■ **Aim of the task**: Isolate every line in the records below with "JSON" in it.

■ **Data**:
.....
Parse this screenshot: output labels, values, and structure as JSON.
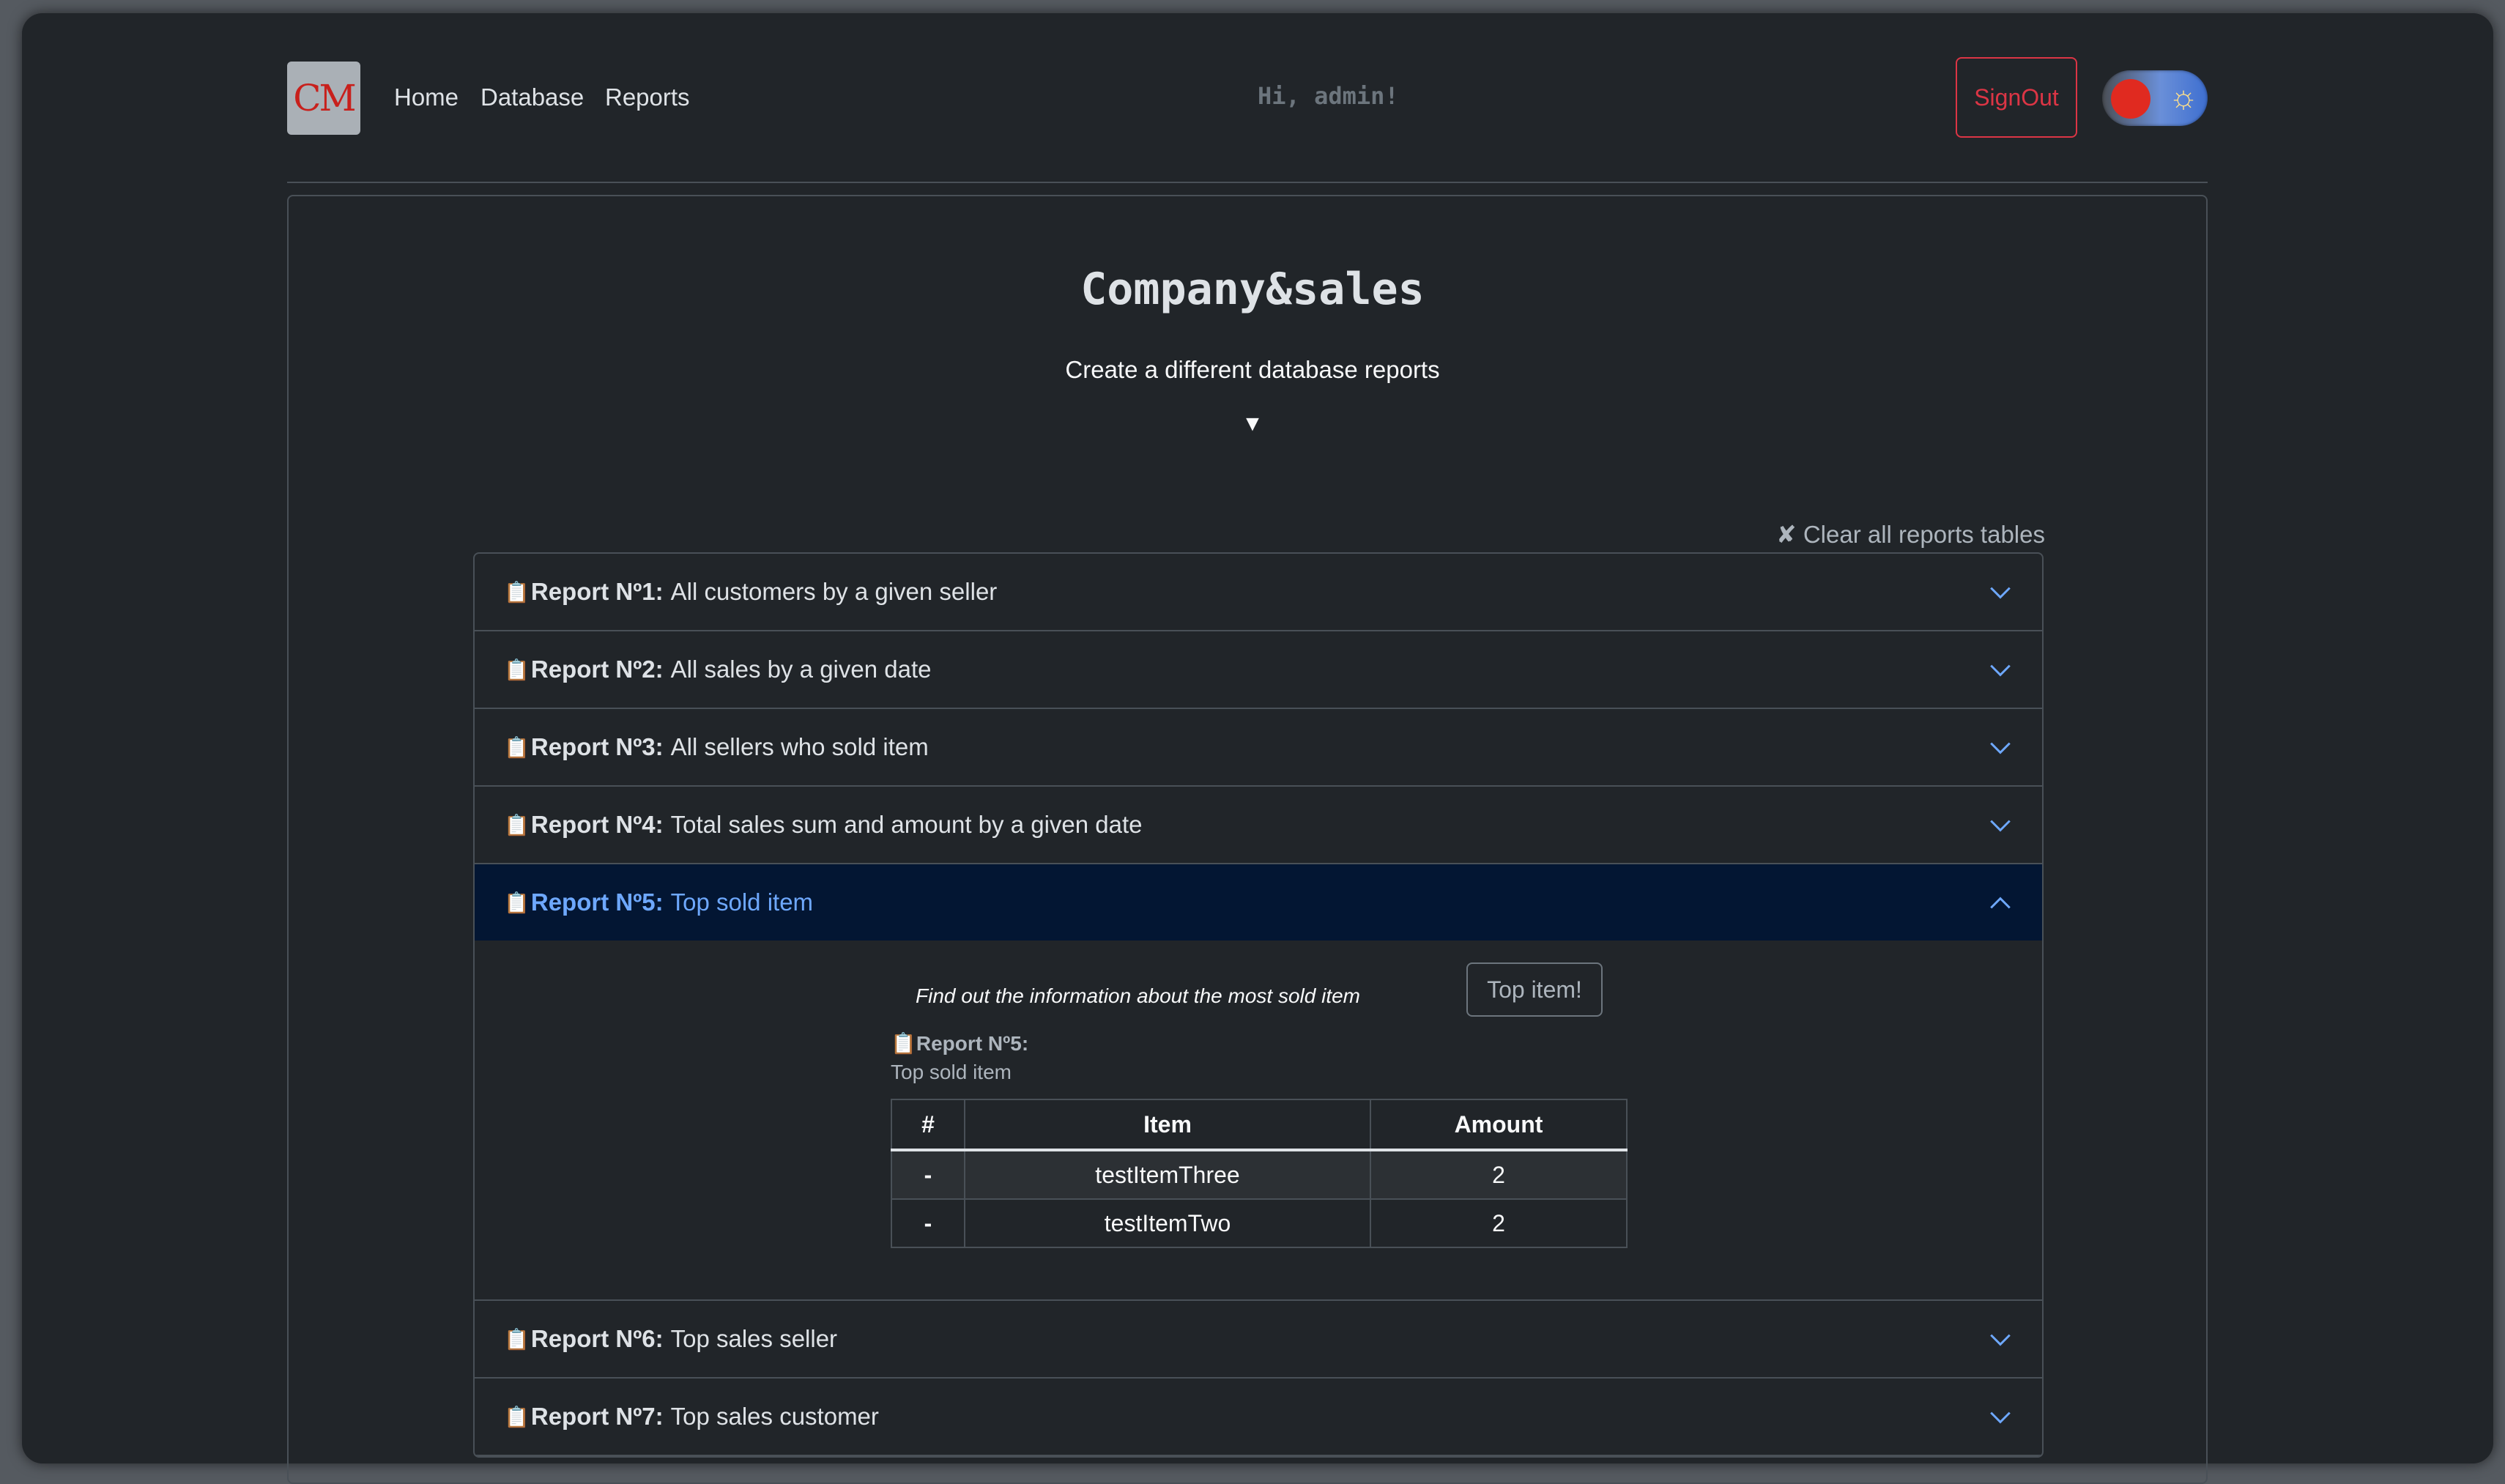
{
  "nav": {
    "logo": "CM",
    "links": [
      "Home",
      "Database",
      "Reports"
    ],
    "greeting": "Hi, admin!",
    "signout": "SignOut"
  },
  "hero": {
    "title": "Company&sales",
    "subtitle": "Create a different database reports",
    "arrow": "▼"
  },
  "clear_label": "✘ Clear all reports tables",
  "reports": [
    {
      "num": "Report Nº1:",
      "label": "All customers by a given seller"
    },
    {
      "num": "Report Nº2:",
      "label": "All sales by a given date"
    },
    {
      "num": "Report Nº3:",
      "label": "All sellers who sold item"
    },
    {
      "num": "Report Nº4:",
      "label": "Total sales sum and amount by a given date"
    },
    {
      "num": "Report Nº5:",
      "label": "Top sold item"
    },
    {
      "num": "Report Nº6:",
      "label": "Top sales seller"
    },
    {
      "num": "Report Nº7:",
      "label": "Top sales customer"
    }
  ],
  "report5": {
    "find_text": "Find out the information about the most sold item",
    "button": "Top item!",
    "result_title": "📋Report Nº5:",
    "result_subtitle": "Top sold item",
    "columns": [
      "#",
      "Item",
      "Amount"
    ],
    "rows": [
      {
        "num": "-",
        "item": "testItemThree",
        "amount": "2"
      },
      {
        "num": "-",
        "item": "testItemTwo",
        "amount": "2"
      }
    ]
  },
  "colors": {
    "accent": "#6ea8fe",
    "danger": "#dc3545",
    "bg": "#212529",
    "active_header": "#031633"
  }
}
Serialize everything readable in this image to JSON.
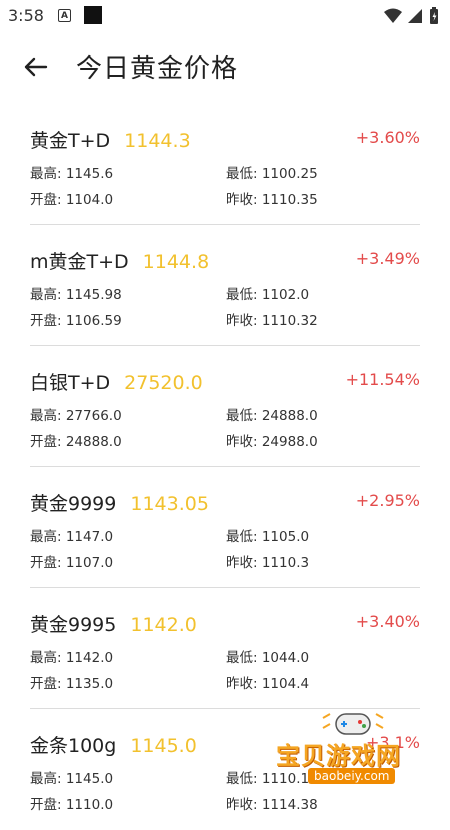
{
  "status_bar": {
    "time": "3:58",
    "a_icon_label": "A"
  },
  "header": {
    "title": "今日黄金价格"
  },
  "labels": {
    "high": "最高: ",
    "low": "最低: ",
    "open": "开盘: ",
    "prev_close": "昨收: "
  },
  "items": [
    {
      "name": "黄金T+D",
      "price": "1144.3",
      "change": "+3.60%",
      "high": "1145.6",
      "low": "1100.25",
      "open": "1104.0",
      "prev_close": "1110.35"
    },
    {
      "name": "m黄金T+D",
      "price": "1144.8",
      "change": "+3.49%",
      "high": "1145.98",
      "low": "1102.0",
      "open": "1106.59",
      "prev_close": "1110.32"
    },
    {
      "name": "白银T+D",
      "price": "27520.0",
      "change": "+11.54%",
      "high": "27766.0",
      "low": "24888.0",
      "open": "24888.0",
      "prev_close": "24988.0"
    },
    {
      "name": "黄金9999",
      "price": "1143.05",
      "change": "+2.95%",
      "high": "1147.0",
      "low": "1105.0",
      "open": "1107.0",
      "prev_close": "1110.3"
    },
    {
      "name": "黄金9995",
      "price": "1142.0",
      "change": "+3.40%",
      "high": "1142.0",
      "low": "1044.0",
      "open": "1135.0",
      "prev_close": "1104.4"
    },
    {
      "name": "金条100g",
      "price": "1145.0",
      "change": "+3.1%",
      "high": "1145.0",
      "low": "1110.1",
      "open": "1110.0",
      "prev_close": "1114.38"
    }
  ],
  "watermark": {
    "text": "宝贝游戏网",
    "url": "baobeiy.com"
  },
  "colors": {
    "price": "#f2c12e",
    "change_up": "#e34b4b",
    "divider": "#dcdcdc"
  }
}
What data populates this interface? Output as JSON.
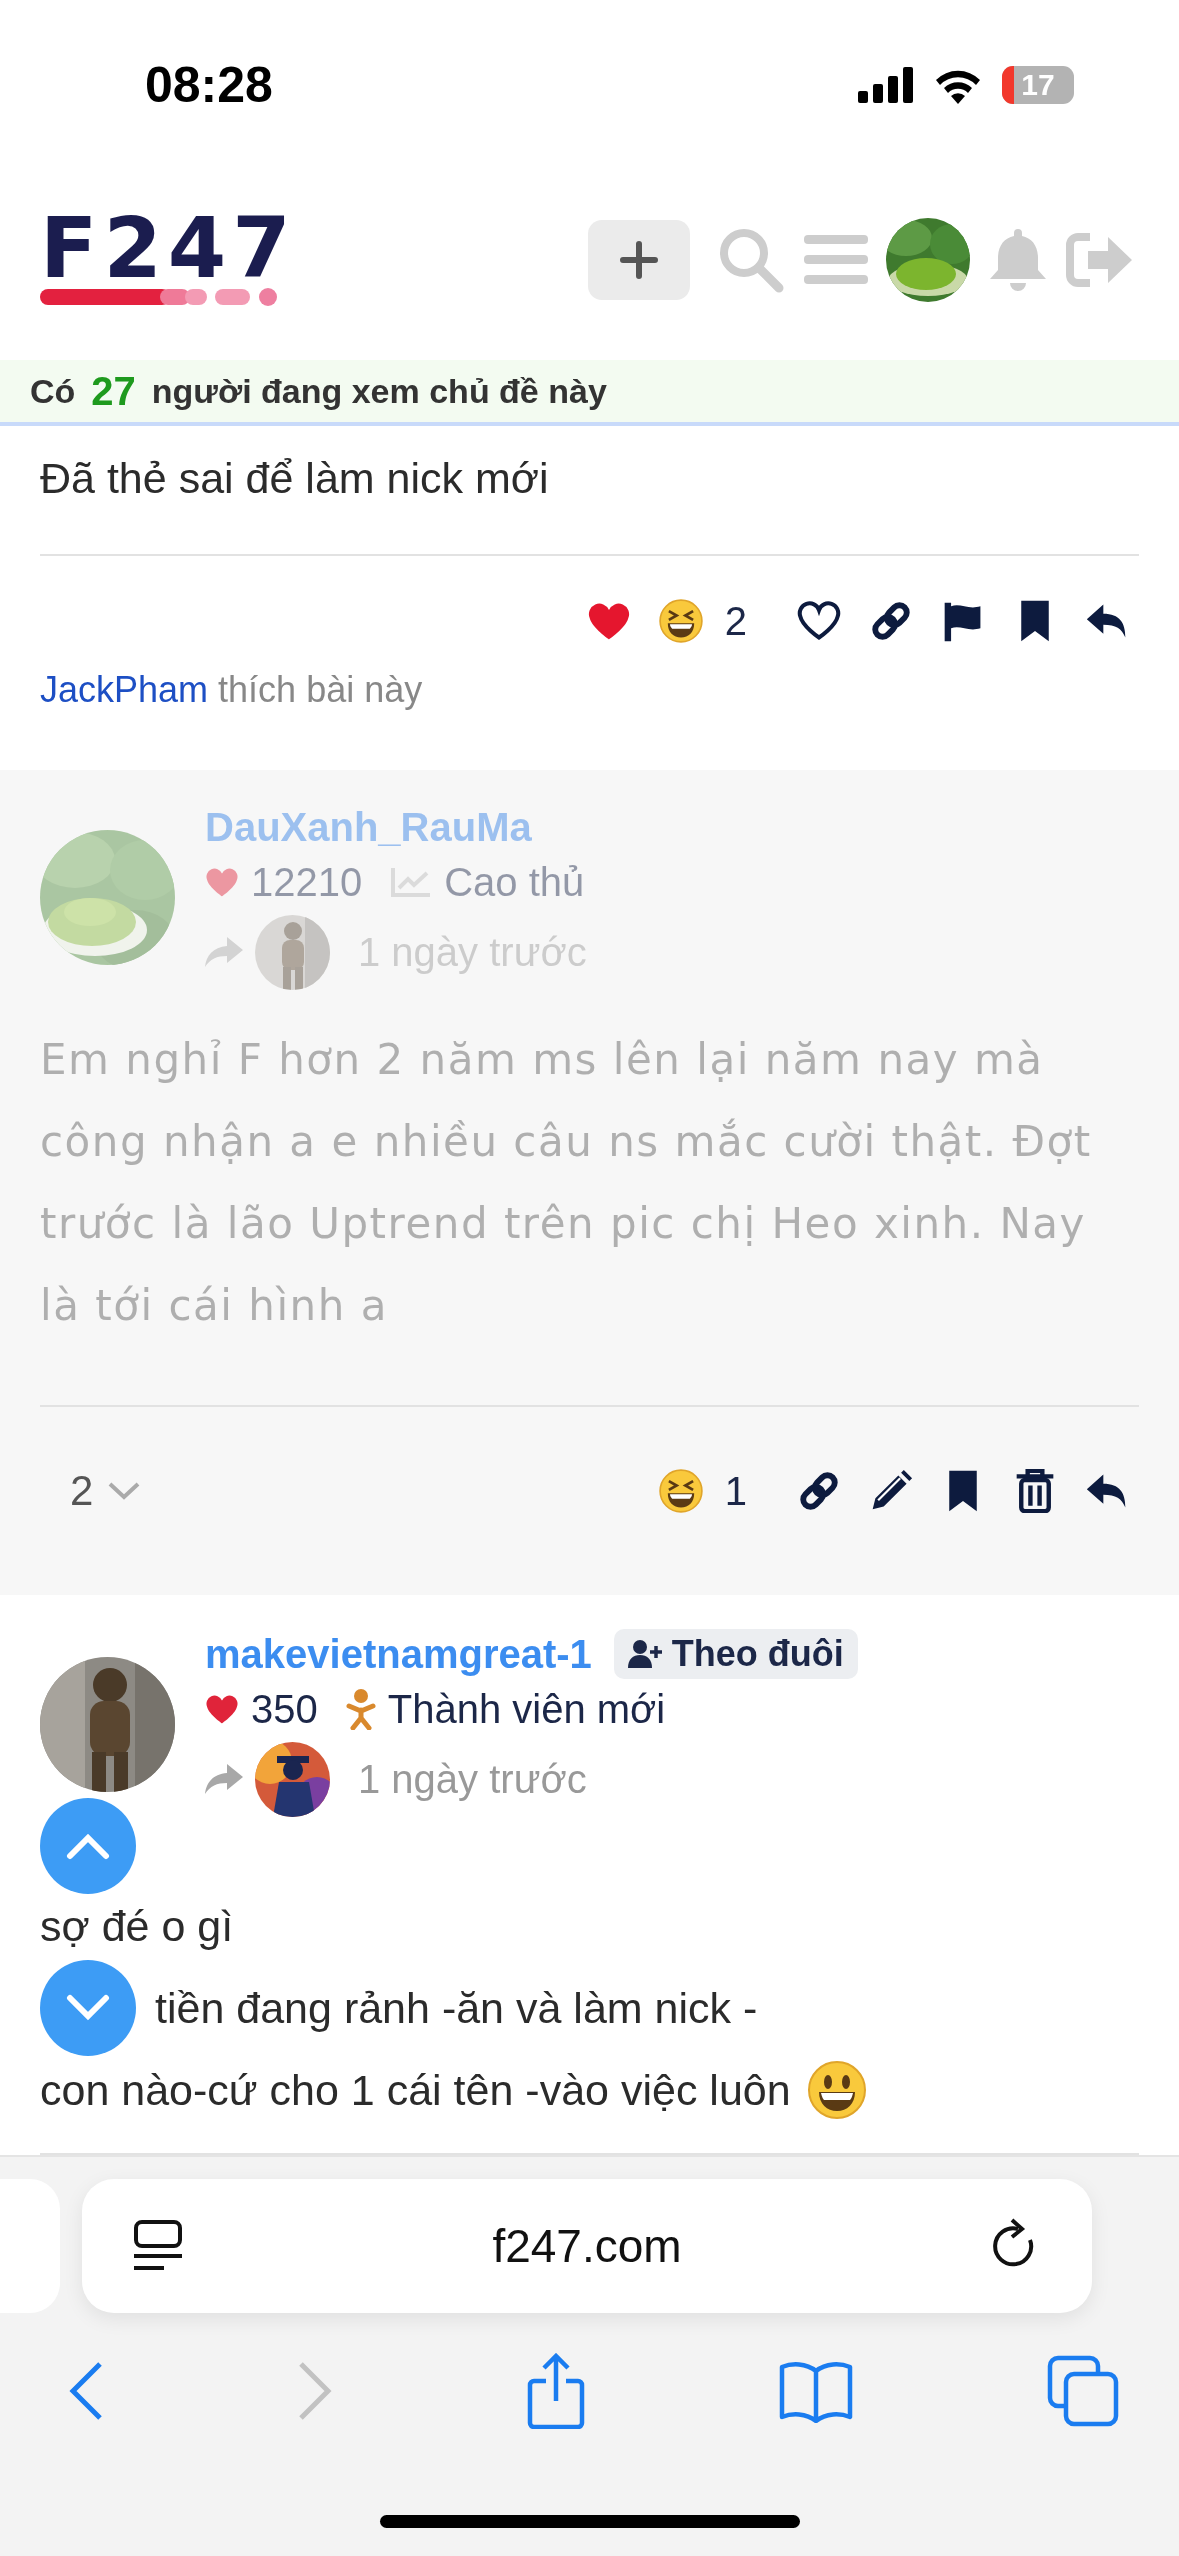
{
  "status_bar": {
    "time": "08:28",
    "battery": "17"
  },
  "header": {
    "logo": "F247"
  },
  "viewers_banner": {
    "prefix": "Có",
    "count": "27",
    "suffix": "người đang xem chủ đề này"
  },
  "posts": [
    {
      "body_lines": [
        {
          "text": "Đã thẻ sai để làm nick mới"
        }
      ],
      "reactions": [
        {
          "kind": "heart"
        },
        {
          "kind": "laugh"
        }
      ],
      "reaction_count": "2",
      "actions": [
        {
          "kind": "like"
        },
        {
          "kind": "link"
        },
        {
          "kind": "flag"
        },
        {
          "kind": "bookmark"
        },
        {
          "kind": "reply"
        }
      ],
      "liked_by": {
        "user": "JackPham",
        "text": "thích bài này"
      }
    },
    {
      "faded": true,
      "author": {
        "name": "DauXanh_RauMa",
        "likes": "12210",
        "rank": {
          "text": "Cao thủ",
          "kind": "chart"
        },
        "time": "1 ngày trước"
      },
      "body": "Em nghỉ F hơn 2 năm ms lên lại năm nay mà công nhận a e nhiều câu ns mắc cười thật. Đợt trước là lão Uptrend trên pic chị Heo xinh. Nay là tới cái hình a",
      "replies": "2",
      "reactions": [
        {
          "kind": "laugh"
        }
      ],
      "reaction_count": "1",
      "actions": [
        {
          "kind": "link"
        },
        {
          "kind": "edit"
        },
        {
          "kind": "bookmark"
        },
        {
          "kind": "delete"
        },
        {
          "kind": "reply"
        }
      ]
    },
    {
      "faded": false,
      "author": {
        "name": "makevietnamgreat-1",
        "follow": "Theo đuôi",
        "likes": "350",
        "rank": {
          "text": "Thành viên mới",
          "kind": "newbie"
        },
        "time": "1 ngày trước"
      },
      "body_lines": [
        {
          "text": "sợ đé o gì"
        },
        {
          "text": "tiền đang rảnh -ăn và làm nick -"
        },
        {
          "text": "con nào-cứ cho 1 cái tên -vào việc luôn",
          "emoji": {
            "kind": "grin"
          }
        }
      ]
    }
  ],
  "browser": {
    "url": "f247.com"
  }
}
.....
■ **Response below**:
Parse this screenshot: output labels, values, and structure as JSON.
Serialize everything readable in this image to JSON.
What data populates this interface? Output as JSON.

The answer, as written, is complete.